■ WHAT TO PRODUCE ■
Please return every line of the records that contains the word "from".

Web page and app entries:

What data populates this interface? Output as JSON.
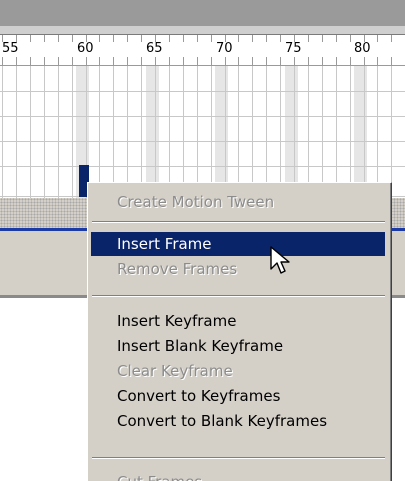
{
  "ruler": {
    "labels": [
      "55",
      "60",
      "65",
      "70",
      "75",
      "80"
    ]
  },
  "timeline": {
    "selected_frame": 60
  },
  "context_menu": {
    "items": [
      {
        "label": "Create Motion Tween",
        "enabled": false
      },
      {
        "label": "Insert Frame",
        "enabled": true,
        "highlighted": true
      },
      {
        "label": "Remove Frames",
        "enabled": false
      },
      {
        "label": "Insert Keyframe",
        "enabled": true
      },
      {
        "label": "Insert Blank Keyframe",
        "enabled": true
      },
      {
        "label": "Clear Keyframe",
        "enabled": false
      },
      {
        "label": "Convert to Keyframes",
        "enabled": true
      },
      {
        "label": "Convert to Blank Keyframes",
        "enabled": true
      },
      {
        "label": "Cut Frames",
        "enabled": false
      }
    ]
  },
  "colors": {
    "selection": "#0a246a",
    "menu_background": "#d4d0c8",
    "disabled_text": "#8c8c8c"
  },
  "cursor": {
    "icon": "arrow-pointer-icon"
  }
}
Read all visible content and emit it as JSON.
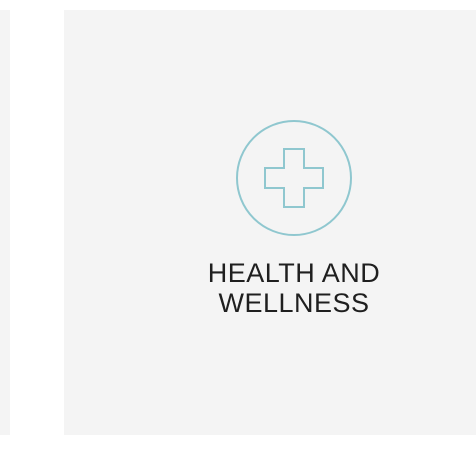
{
  "card": {
    "title_line1": "HEALTH AND",
    "title_line2": "WELLNESS",
    "icon": "medical-cross-icon",
    "accent_color": "#8fc7cf"
  }
}
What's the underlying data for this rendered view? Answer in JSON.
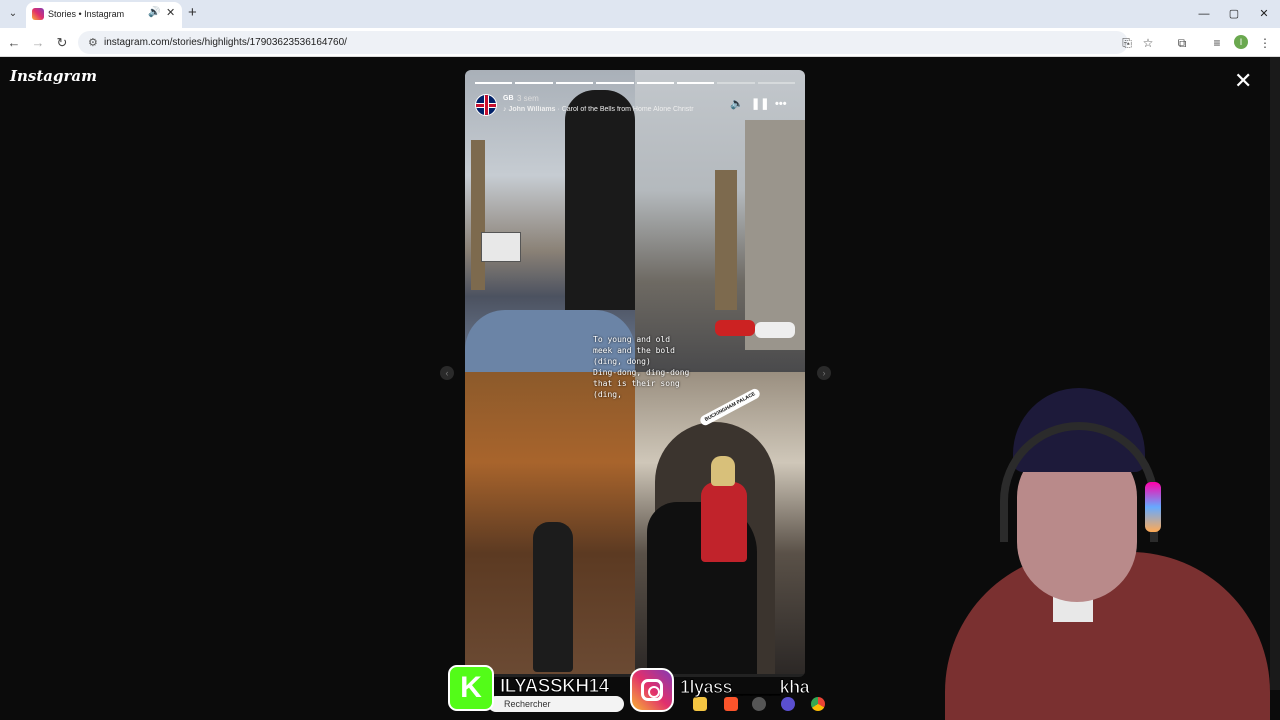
{
  "browser": {
    "tab_title": "Stories • Instagram",
    "new_tab": "+",
    "url": "instagram.com/stories/highlights/17903623536164760/",
    "window_controls": [
      "—",
      "▢",
      "✕"
    ]
  },
  "instagram": {
    "logo": "Instagram",
    "close_icon": "✕",
    "story": {
      "username": "GB",
      "time": "3 sem",
      "music_artist": "John Williams",
      "music_title": " · Carol of the Bells from Home Alone Christr",
      "segments_total": 8,
      "segments_done": 6,
      "lyrics": "To young and old\nmeek and the bold\n(ding, dong)\nDing-dong, ding-dong\nthat is their song\n(ding,",
      "location_tag": "BUCKINGHAM PALACE"
    }
  },
  "overlay": {
    "kick_letter": "K",
    "kick_name": "ILYASSKH14",
    "instagram_name": "1lyass_____kha"
  },
  "taskbar": {
    "search_placeholder": "Rechercher"
  },
  "colors": {
    "kick_green": "#53fc18",
    "viewer_bg": "#0b0b0b"
  }
}
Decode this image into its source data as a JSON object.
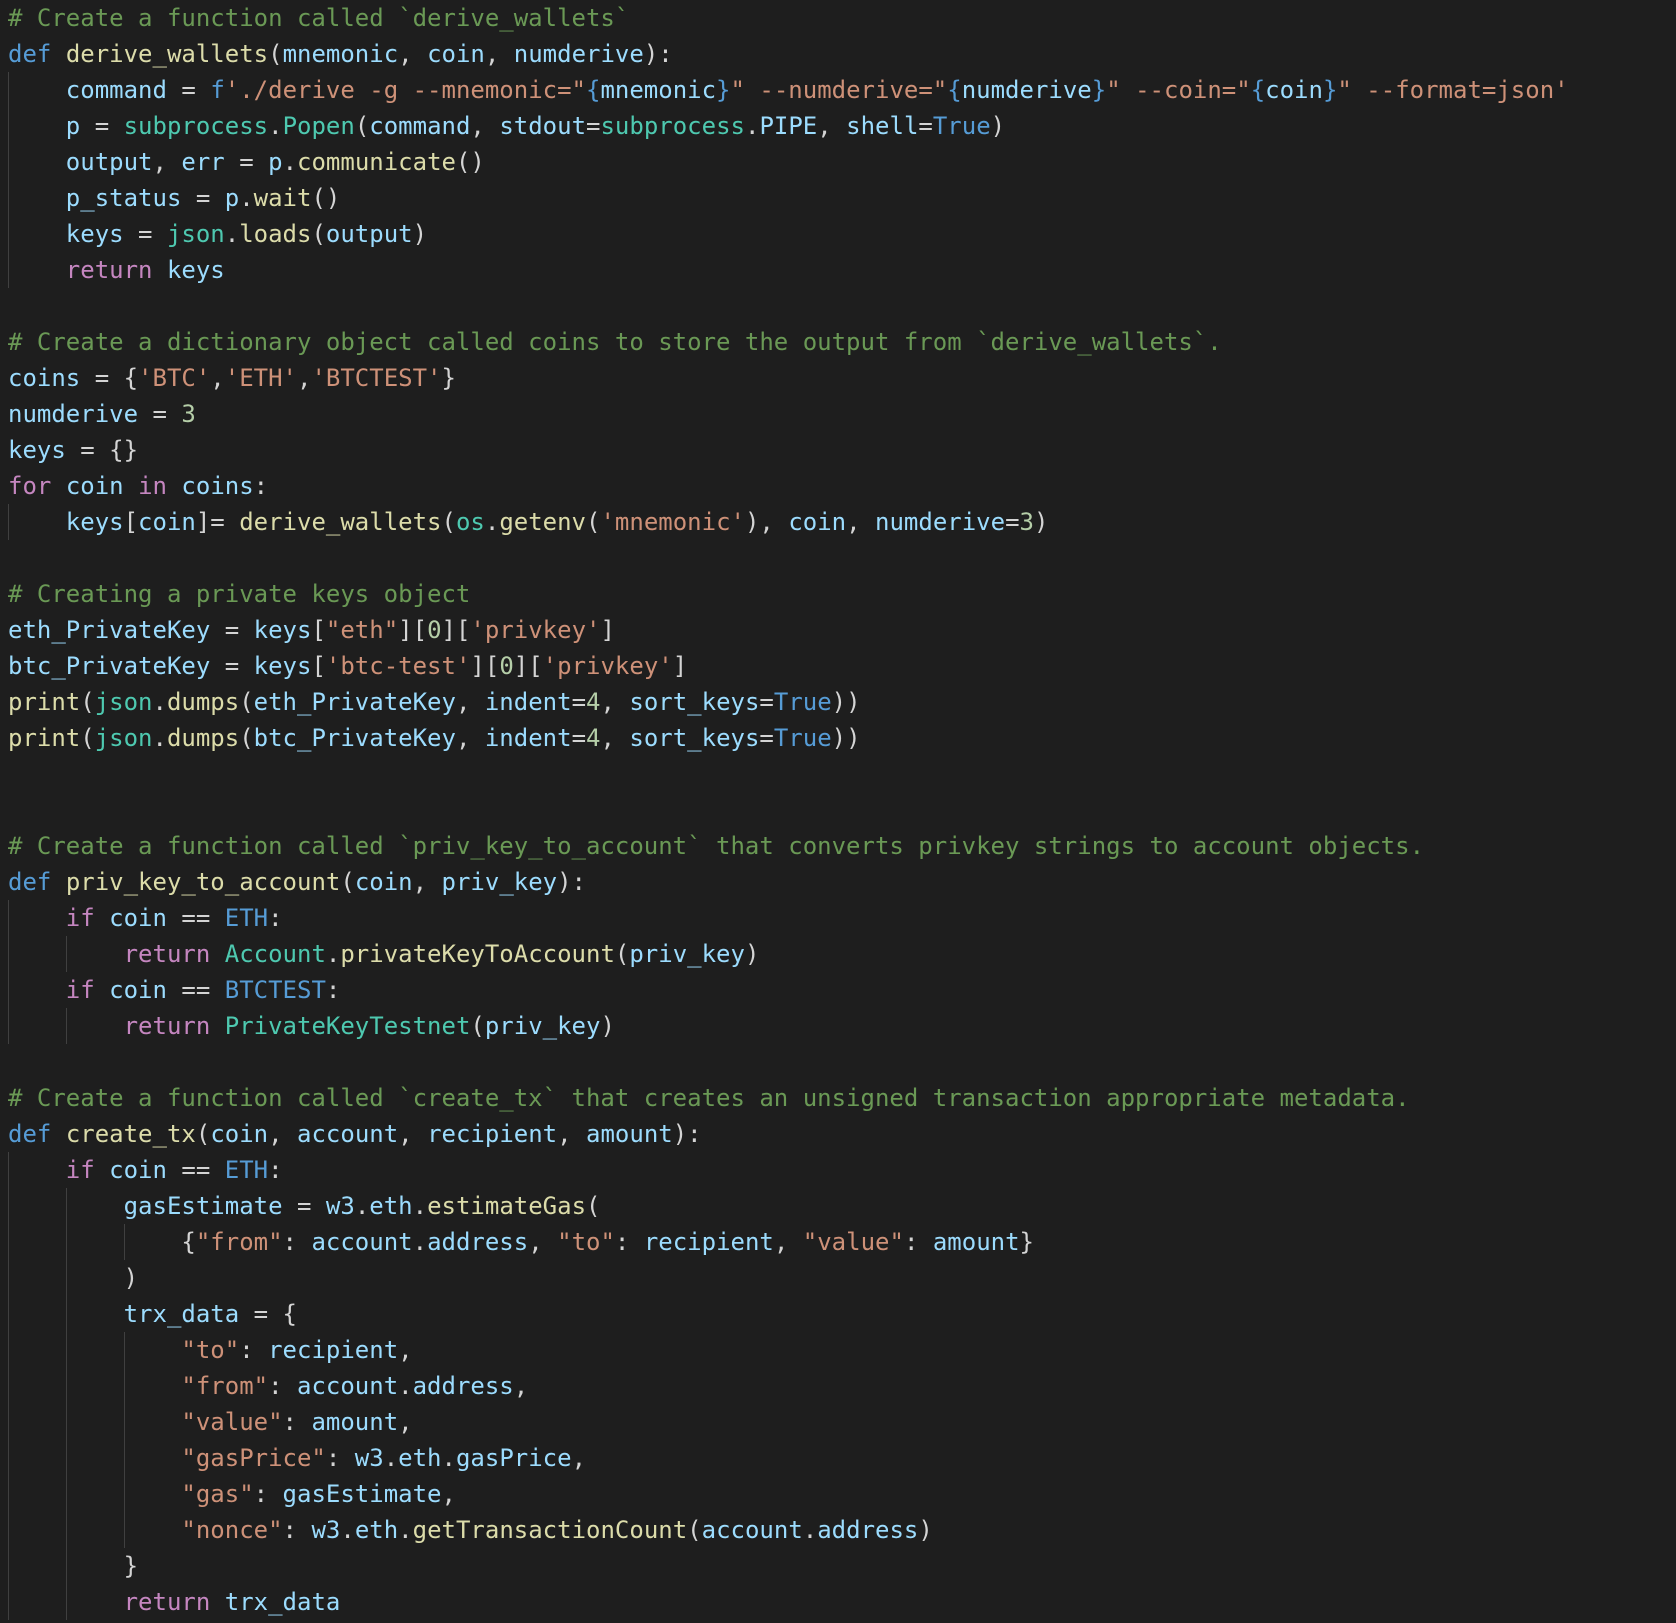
{
  "editor": {
    "language": "python",
    "theme_colors": {
      "background": "#1e1e1e",
      "comment": "#6a9955",
      "keyword_def": "#569cd6",
      "keyword_control": "#c586c0",
      "function": "#dcdcaa",
      "variable": "#9cdcfe",
      "string": "#ce9178",
      "number": "#b5cea8",
      "type": "#4ec9b0",
      "plain": "#d4d4d4"
    },
    "lines": [
      [
        [
          "c",
          "# Create a function called `derive_wallets`"
        ]
      ],
      [
        [
          "k",
          "def"
        ],
        [
          "o",
          " "
        ],
        [
          "f",
          "derive_wallets"
        ],
        [
          "o",
          "("
        ],
        [
          "p",
          "mnemonic"
        ],
        [
          "o",
          ", "
        ],
        [
          "p",
          "coin"
        ],
        [
          "o",
          ", "
        ],
        [
          "p",
          "numderive"
        ],
        [
          "o",
          "):"
        ]
      ],
      [
        [
          "o",
          "    "
        ],
        [
          "p",
          "command"
        ],
        [
          "o",
          " = "
        ],
        [
          "k",
          "f"
        ],
        [
          "s",
          "'./derive -g --mnemonic=\""
        ],
        [
          "b",
          "{"
        ],
        [
          "p",
          "mnemonic"
        ],
        [
          "b",
          "}"
        ],
        [
          "s",
          "\" --numderive=\""
        ],
        [
          "b",
          "{"
        ],
        [
          "p",
          "numderive"
        ],
        [
          "b",
          "}"
        ],
        [
          "s",
          "\" --coin=\""
        ],
        [
          "b",
          "{"
        ],
        [
          "p",
          "coin"
        ],
        [
          "b",
          "}"
        ],
        [
          "s",
          "\" --format=json'"
        ]
      ],
      [
        [
          "o",
          "    "
        ],
        [
          "p",
          "p"
        ],
        [
          "o",
          " = "
        ],
        [
          "t",
          "subprocess"
        ],
        [
          "o",
          "."
        ],
        [
          "t",
          "Popen"
        ],
        [
          "o",
          "("
        ],
        [
          "p",
          "command"
        ],
        [
          "o",
          ", "
        ],
        [
          "p",
          "stdout"
        ],
        [
          "o",
          "="
        ],
        [
          "t",
          "subprocess"
        ],
        [
          "o",
          "."
        ],
        [
          "p",
          "PIPE"
        ],
        [
          "o",
          ", "
        ],
        [
          "p",
          "shell"
        ],
        [
          "o",
          "="
        ],
        [
          "k",
          "True"
        ],
        [
          "o",
          ")"
        ]
      ],
      [
        [
          "o",
          "    "
        ],
        [
          "p",
          "output"
        ],
        [
          "o",
          ", "
        ],
        [
          "p",
          "err"
        ],
        [
          "o",
          " = "
        ],
        [
          "p",
          "p"
        ],
        [
          "o",
          "."
        ],
        [
          "f",
          "communicate"
        ],
        [
          "o",
          "()"
        ]
      ],
      [
        [
          "o",
          "    "
        ],
        [
          "p",
          "p_status"
        ],
        [
          "o",
          " = "
        ],
        [
          "p",
          "p"
        ],
        [
          "o",
          "."
        ],
        [
          "f",
          "wait"
        ],
        [
          "o",
          "()"
        ]
      ],
      [
        [
          "o",
          "    "
        ],
        [
          "p",
          "keys"
        ],
        [
          "o",
          " = "
        ],
        [
          "t",
          "json"
        ],
        [
          "o",
          "."
        ],
        [
          "f",
          "loads"
        ],
        [
          "o",
          "("
        ],
        [
          "p",
          "output"
        ],
        [
          "o",
          ")"
        ]
      ],
      [
        [
          "o",
          "    "
        ],
        [
          "kc",
          "return"
        ],
        [
          "o",
          " "
        ],
        [
          "p",
          "keys"
        ]
      ],
      [],
      [
        [
          "c",
          "# Create a dictionary object called coins to store the output from `derive_wallets`."
        ]
      ],
      [
        [
          "p",
          "coins"
        ],
        [
          "o",
          " = {"
        ],
        [
          "s",
          "'BTC'"
        ],
        [
          "o",
          ","
        ],
        [
          "s",
          "'ETH'"
        ],
        [
          "o",
          ","
        ],
        [
          "s",
          "'BTCTEST'"
        ],
        [
          "o",
          "}"
        ]
      ],
      [
        [
          "p",
          "numderive"
        ],
        [
          "o",
          " = "
        ],
        [
          "n",
          "3"
        ]
      ],
      [
        [
          "p",
          "keys"
        ],
        [
          "o",
          " = {}"
        ]
      ],
      [
        [
          "kc",
          "for"
        ],
        [
          "o",
          " "
        ],
        [
          "p",
          "coin"
        ],
        [
          "o",
          " "
        ],
        [
          "kc",
          "in"
        ],
        [
          "o",
          " "
        ],
        [
          "p",
          "coins"
        ],
        [
          "o",
          ":"
        ]
      ],
      [
        [
          "o",
          "    "
        ],
        [
          "p",
          "keys"
        ],
        [
          "o",
          "["
        ],
        [
          "p",
          "coin"
        ],
        [
          "o",
          "]= "
        ],
        [
          "f",
          "derive_wallets"
        ],
        [
          "o",
          "("
        ],
        [
          "t",
          "os"
        ],
        [
          "o",
          "."
        ],
        [
          "f",
          "getenv"
        ],
        [
          "o",
          "("
        ],
        [
          "s",
          "'mnemonic'"
        ],
        [
          "o",
          "), "
        ],
        [
          "p",
          "coin"
        ],
        [
          "o",
          ", "
        ],
        [
          "p",
          "numderive"
        ],
        [
          "o",
          "="
        ],
        [
          "n",
          "3"
        ],
        [
          "o",
          ")"
        ]
      ],
      [],
      [
        [
          "c",
          "# Creating a private keys object"
        ]
      ],
      [
        [
          "p",
          "eth_PrivateKey"
        ],
        [
          "o",
          " = "
        ],
        [
          "p",
          "keys"
        ],
        [
          "o",
          "["
        ],
        [
          "s",
          "\"eth\""
        ],
        [
          "o",
          "]["
        ],
        [
          "n",
          "0"
        ],
        [
          "o",
          "]["
        ],
        [
          "s",
          "'privkey'"
        ],
        [
          "o",
          "]"
        ]
      ],
      [
        [
          "p",
          "btc_PrivateKey"
        ],
        [
          "o",
          " = "
        ],
        [
          "p",
          "keys"
        ],
        [
          "o",
          "["
        ],
        [
          "s",
          "'btc-test'"
        ],
        [
          "o",
          "]["
        ],
        [
          "n",
          "0"
        ],
        [
          "o",
          "]["
        ],
        [
          "s",
          "'privkey'"
        ],
        [
          "o",
          "]"
        ]
      ],
      [
        [
          "f",
          "print"
        ],
        [
          "o",
          "("
        ],
        [
          "t",
          "json"
        ],
        [
          "o",
          "."
        ],
        [
          "f",
          "dumps"
        ],
        [
          "o",
          "("
        ],
        [
          "p",
          "eth_PrivateKey"
        ],
        [
          "o",
          ", "
        ],
        [
          "p",
          "indent"
        ],
        [
          "o",
          "="
        ],
        [
          "n",
          "4"
        ],
        [
          "o",
          ", "
        ],
        [
          "p",
          "sort_keys"
        ],
        [
          "o",
          "="
        ],
        [
          "k",
          "True"
        ],
        [
          "o",
          "))"
        ]
      ],
      [
        [
          "f",
          "print"
        ],
        [
          "o",
          "("
        ],
        [
          "t",
          "json"
        ],
        [
          "o",
          "."
        ],
        [
          "f",
          "dumps"
        ],
        [
          "o",
          "("
        ],
        [
          "p",
          "btc_PrivateKey"
        ],
        [
          "o",
          ", "
        ],
        [
          "p",
          "indent"
        ],
        [
          "o",
          "="
        ],
        [
          "n",
          "4"
        ],
        [
          "o",
          ", "
        ],
        [
          "p",
          "sort_keys"
        ],
        [
          "o",
          "="
        ],
        [
          "k",
          "True"
        ],
        [
          "o",
          "))"
        ]
      ],
      [],
      [],
      [
        [
          "c",
          "# Create a function called `priv_key_to_account` that converts privkey strings to account objects."
        ]
      ],
      [
        [
          "k",
          "def"
        ],
        [
          "o",
          " "
        ],
        [
          "f",
          "priv_key_to_account"
        ],
        [
          "o",
          "("
        ],
        [
          "p",
          "coin"
        ],
        [
          "o",
          ", "
        ],
        [
          "p",
          "priv_key"
        ],
        [
          "o",
          "):"
        ]
      ],
      [
        [
          "o",
          "    "
        ],
        [
          "kc",
          "if"
        ],
        [
          "o",
          " "
        ],
        [
          "p",
          "coin"
        ],
        [
          "o",
          " == "
        ],
        [
          "k",
          "ETH"
        ],
        [
          "o",
          ":"
        ]
      ],
      [
        [
          "o",
          "        "
        ],
        [
          "kc",
          "return"
        ],
        [
          "o",
          " "
        ],
        [
          "t",
          "Account"
        ],
        [
          "o",
          "."
        ],
        [
          "f",
          "privateKeyToAccount"
        ],
        [
          "o",
          "("
        ],
        [
          "p",
          "priv_key"
        ],
        [
          "o",
          ")"
        ]
      ],
      [
        [
          "o",
          "    "
        ],
        [
          "kc",
          "if"
        ],
        [
          "o",
          " "
        ],
        [
          "p",
          "coin"
        ],
        [
          "o",
          " == "
        ],
        [
          "k",
          "BTCTEST"
        ],
        [
          "o",
          ":"
        ]
      ],
      [
        [
          "o",
          "        "
        ],
        [
          "kc",
          "return"
        ],
        [
          "o",
          " "
        ],
        [
          "t",
          "PrivateKeyTestnet"
        ],
        [
          "o",
          "("
        ],
        [
          "p",
          "priv_key"
        ],
        [
          "o",
          ")"
        ]
      ],
      [],
      [
        [
          "c",
          "# Create a function called `create_tx` that creates an unsigned transaction appropriate metadata."
        ]
      ],
      [
        [
          "k",
          "def"
        ],
        [
          "o",
          " "
        ],
        [
          "f",
          "create_tx"
        ],
        [
          "o",
          "("
        ],
        [
          "p",
          "coin"
        ],
        [
          "o",
          ", "
        ],
        [
          "p",
          "account"
        ],
        [
          "o",
          ", "
        ],
        [
          "p",
          "recipient"
        ],
        [
          "o",
          ", "
        ],
        [
          "p",
          "amount"
        ],
        [
          "o",
          "):"
        ]
      ],
      [
        [
          "o",
          "    "
        ],
        [
          "kc",
          "if"
        ],
        [
          "o",
          " "
        ],
        [
          "p",
          "coin"
        ],
        [
          "o",
          " == "
        ],
        [
          "k",
          "ETH"
        ],
        [
          "o",
          ":"
        ]
      ],
      [
        [
          "o",
          "        "
        ],
        [
          "p",
          "gasEstimate"
        ],
        [
          "o",
          " = "
        ],
        [
          "p",
          "w3"
        ],
        [
          "o",
          "."
        ],
        [
          "p",
          "eth"
        ],
        [
          "o",
          "."
        ],
        [
          "f",
          "estimateGas"
        ],
        [
          "o",
          "("
        ]
      ],
      [
        [
          "o",
          "            {"
        ],
        [
          "s",
          "\"from\""
        ],
        [
          "o",
          ": "
        ],
        [
          "p",
          "account"
        ],
        [
          "o",
          "."
        ],
        [
          "p",
          "address"
        ],
        [
          "o",
          ", "
        ],
        [
          "s",
          "\"to\""
        ],
        [
          "o",
          ": "
        ],
        [
          "p",
          "recipient"
        ],
        [
          "o",
          ", "
        ],
        [
          "s",
          "\"value\""
        ],
        [
          "o",
          ": "
        ],
        [
          "p",
          "amount"
        ],
        [
          "o",
          "}"
        ]
      ],
      [
        [
          "o",
          "        )"
        ]
      ],
      [
        [
          "o",
          "        "
        ],
        [
          "p",
          "trx_data"
        ],
        [
          "o",
          " = {"
        ]
      ],
      [
        [
          "o",
          "            "
        ],
        [
          "s",
          "\"to\""
        ],
        [
          "o",
          ": "
        ],
        [
          "p",
          "recipient"
        ],
        [
          "o",
          ","
        ]
      ],
      [
        [
          "o",
          "            "
        ],
        [
          "s",
          "\"from\""
        ],
        [
          "o",
          ": "
        ],
        [
          "p",
          "account"
        ],
        [
          "o",
          "."
        ],
        [
          "p",
          "address"
        ],
        [
          "o",
          ","
        ]
      ],
      [
        [
          "o",
          "            "
        ],
        [
          "s",
          "\"value\""
        ],
        [
          "o",
          ": "
        ],
        [
          "p",
          "amount"
        ],
        [
          "o",
          ","
        ]
      ],
      [
        [
          "o",
          "            "
        ],
        [
          "s",
          "\"gasPrice\""
        ],
        [
          "o",
          ": "
        ],
        [
          "p",
          "w3"
        ],
        [
          "o",
          "."
        ],
        [
          "p",
          "eth"
        ],
        [
          "o",
          "."
        ],
        [
          "p",
          "gasPrice"
        ],
        [
          "o",
          ","
        ]
      ],
      [
        [
          "o",
          "            "
        ],
        [
          "s",
          "\"gas\""
        ],
        [
          "o",
          ": "
        ],
        [
          "p",
          "gasEstimate"
        ],
        [
          "o",
          ","
        ]
      ],
      [
        [
          "o",
          "            "
        ],
        [
          "s",
          "\"nonce\""
        ],
        [
          "o",
          ": "
        ],
        [
          "p",
          "w3"
        ],
        [
          "o",
          "."
        ],
        [
          "p",
          "eth"
        ],
        [
          "o",
          "."
        ],
        [
          "f",
          "getTransactionCount"
        ],
        [
          "o",
          "("
        ],
        [
          "p",
          "account"
        ],
        [
          "o",
          "."
        ],
        [
          "p",
          "address"
        ],
        [
          "o",
          ")"
        ]
      ],
      [
        [
          "o",
          "        }"
        ]
      ],
      [
        [
          "o",
          "        "
        ],
        [
          "kc",
          "return"
        ],
        [
          "o",
          " "
        ],
        [
          "p",
          "trx_data"
        ]
      ]
    ],
    "cursor_line": 45
  }
}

■ WRITTEN ANSWER ■
      "music_title": " · Carol of the Bells from Home Alone Christr",
          "# Create a dictionary object called coins to store the output from `derive_wallets`."
          "\"from\""
          "\"from\""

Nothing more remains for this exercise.